Without any change, set down every record below.
━━━ Excerpted data ━━━
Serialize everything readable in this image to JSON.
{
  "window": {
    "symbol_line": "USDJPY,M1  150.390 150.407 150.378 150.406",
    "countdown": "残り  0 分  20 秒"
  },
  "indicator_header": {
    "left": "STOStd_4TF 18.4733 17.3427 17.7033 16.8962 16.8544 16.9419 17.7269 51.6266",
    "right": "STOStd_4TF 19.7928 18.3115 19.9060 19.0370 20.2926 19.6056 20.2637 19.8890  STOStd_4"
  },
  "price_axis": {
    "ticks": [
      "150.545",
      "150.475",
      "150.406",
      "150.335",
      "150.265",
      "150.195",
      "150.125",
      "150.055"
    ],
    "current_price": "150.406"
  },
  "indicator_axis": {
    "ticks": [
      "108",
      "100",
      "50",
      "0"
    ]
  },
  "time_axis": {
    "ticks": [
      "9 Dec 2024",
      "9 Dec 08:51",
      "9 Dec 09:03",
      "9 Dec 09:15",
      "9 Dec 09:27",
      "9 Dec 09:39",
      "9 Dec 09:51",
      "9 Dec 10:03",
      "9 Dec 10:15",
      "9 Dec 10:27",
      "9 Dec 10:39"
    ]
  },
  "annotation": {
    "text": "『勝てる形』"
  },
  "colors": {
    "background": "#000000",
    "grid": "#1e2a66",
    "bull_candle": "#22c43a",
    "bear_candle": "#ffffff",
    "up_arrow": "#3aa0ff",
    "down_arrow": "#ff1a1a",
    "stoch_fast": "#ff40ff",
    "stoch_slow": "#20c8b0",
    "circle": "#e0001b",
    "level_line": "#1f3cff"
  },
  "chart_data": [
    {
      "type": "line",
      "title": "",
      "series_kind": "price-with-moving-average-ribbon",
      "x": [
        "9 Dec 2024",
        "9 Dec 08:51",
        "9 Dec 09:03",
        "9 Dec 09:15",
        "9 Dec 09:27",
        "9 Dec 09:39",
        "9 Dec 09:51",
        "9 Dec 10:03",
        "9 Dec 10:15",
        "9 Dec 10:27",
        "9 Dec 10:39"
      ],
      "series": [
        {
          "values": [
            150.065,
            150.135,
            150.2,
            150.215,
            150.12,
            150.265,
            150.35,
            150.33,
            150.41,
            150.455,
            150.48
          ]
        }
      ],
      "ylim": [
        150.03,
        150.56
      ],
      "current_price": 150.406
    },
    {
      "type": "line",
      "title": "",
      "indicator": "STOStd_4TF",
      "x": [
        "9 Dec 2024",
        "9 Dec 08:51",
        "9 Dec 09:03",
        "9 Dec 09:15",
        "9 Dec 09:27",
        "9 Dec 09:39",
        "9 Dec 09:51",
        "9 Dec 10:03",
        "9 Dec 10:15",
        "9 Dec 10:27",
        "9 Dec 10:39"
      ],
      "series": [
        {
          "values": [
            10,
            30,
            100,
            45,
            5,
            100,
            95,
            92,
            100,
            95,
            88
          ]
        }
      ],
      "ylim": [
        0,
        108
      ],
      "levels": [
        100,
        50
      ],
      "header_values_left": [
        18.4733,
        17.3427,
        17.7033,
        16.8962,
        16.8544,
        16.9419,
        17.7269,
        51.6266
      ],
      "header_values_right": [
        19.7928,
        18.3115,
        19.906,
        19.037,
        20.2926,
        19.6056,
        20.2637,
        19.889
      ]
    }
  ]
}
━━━
### Written reply:
Serialize everything readable in this image to JSON.
{
  "window": {
    "symbol_line": "USDJPY,M1  150.390 150.407 150.378 150.406",
    "countdown": "残り  0 分  20 秒"
  },
  "indicator_header": {
    "left": "STOStd_4TF 18.4733 17.3427 17.7033 16.8962 16.8544 16.9419 17.7269 51.6266",
    "right": "STOStd_4TF 19.7928 18.3115 19.9060 19.0370 20.2926 19.6056 20.2637 19.8890  STOStd_4"
  },
  "price_axis": {
    "ticks": [
      "150.545",
      "150.475",
      "150.406",
      "150.335",
      "150.265",
      "150.195",
      "150.125",
      "150.055"
    ],
    "current_price": "150.406"
  },
  "indicator_axis": {
    "ticks": [
      "108",
      "100",
      "50",
      "0"
    ]
  },
  "time_axis": {
    "ticks": [
      "9 Dec 2024",
      "9 Dec 08:51",
      "9 Dec 09:03",
      "9 Dec 09:15",
      "9 Dec 09:27",
      "9 Dec 09:39",
      "9 Dec 09:51",
      "9 Dec 10:03",
      "9 Dec 10:15",
      "9 Dec 10:27",
      "9 Dec 10:39"
    ]
  },
  "annotation": {
    "text": "『勝てる形』"
  },
  "colors": {
    "background": "#000000",
    "grid": "#1e2a66",
    "bull_candle": "#22c43a",
    "bear_candle": "#ffffff",
    "up_arrow": "#3aa0ff",
    "down_arrow": "#ff1a1a",
    "stoch_fast": "#ff40ff",
    "stoch_slow": "#20c8b0",
    "circle": "#e0001b",
    "level_line": "#1f3cff"
  },
  "chart_data": [
    {
      "type": "line",
      "title": "",
      "series_kind": "price-with-moving-average-ribbon",
      "x": [
        "9 Dec 2024",
        "9 Dec 08:51",
        "9 Dec 09:03",
        "9 Dec 09:15",
        "9 Dec 09:27",
        "9 Dec 09:39",
        "9 Dec 09:51",
        "9 Dec 10:03",
        "9 Dec 10:15",
        "9 Dec 10:27",
        "9 Dec 10:39"
      ],
      "series": [
        {
          "values": [
            150.065,
            150.135,
            150.2,
            150.215,
            150.12,
            150.265,
            150.35,
            150.33,
            150.41,
            150.455,
            150.48
          ]
        }
      ],
      "ylim": [
        150.03,
        150.56
      ],
      "current_price": 150.406
    },
    {
      "type": "line",
      "title": "",
      "indicator": "STOStd_4TF",
      "x": [
        "9 Dec 2024",
        "9 Dec 08:51",
        "9 Dec 09:03",
        "9 Dec 09:15",
        "9 Dec 09:27",
        "9 Dec 09:39",
        "9 Dec 09:51",
        "9 Dec 10:03",
        "9 Dec 10:15",
        "9 Dec 10:27",
        "9 Dec 10:39"
      ],
      "series": [
        {
          "values": [
            10,
            30,
            100,
            45,
            5,
            100,
            95,
            92,
            100,
            95,
            88
          ]
        }
      ],
      "ylim": [
        0,
        108
      ],
      "levels": [
        100,
        50
      ],
      "header_values_left": [
        18.4733,
        17.3427,
        17.7033,
        16.8962,
        16.8544,
        16.9419,
        17.7269,
        51.6266
      ],
      "header_values_right": [
        19.7928,
        18.3115,
        19.906,
        19.037,
        20.2926,
        19.6056,
        20.2637,
        19.889
      ]
    }
  ]
}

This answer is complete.